• **Exercise**:
Go through the listing below and gather every line with the word "Mission".

• **Data in this exercise**:

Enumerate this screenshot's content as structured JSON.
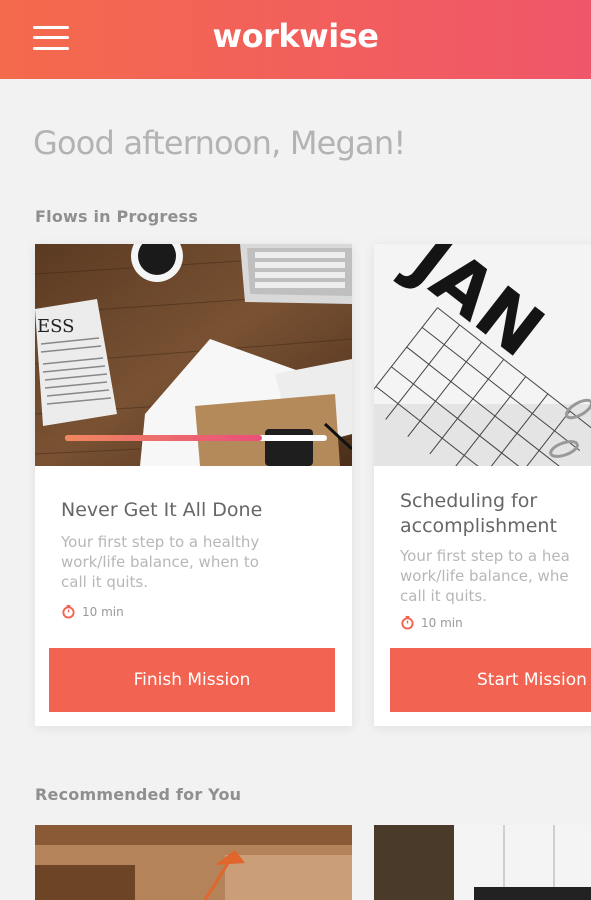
{
  "header": {
    "brand": "workwise",
    "menu_icon": "hamburger-menu-icon",
    "gradient": [
      "#f46a4c",
      "#f0566a"
    ]
  },
  "greeting": "Good afternoon, Megan!",
  "sections": {
    "flows_label": "Flows in Progress",
    "recommended_label": "Recommended for You"
  },
  "flows": [
    {
      "title": "Never Get It All Done",
      "description_lines": [
        "Your first step to a healthy",
        "work/life balance, when to",
        "call it quits."
      ],
      "duration": "10 min",
      "button": "Finish Mission",
      "progress": 0.75
    },
    {
      "title_lines": [
        "Scheduling for",
        "accomplishment"
      ],
      "description_lines": [
        "Your first step to a hea",
        "work/life balance, whe",
        "call it quits."
      ],
      "duration": "10 min",
      "button": "Start Mission",
      "image_text": "JAN"
    }
  ],
  "colors": {
    "accent": "#f26451",
    "background": "#f2f2f2"
  }
}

• **Answer to the problem**:
      "button": "Finish Mission",
      "button": "Start Mission",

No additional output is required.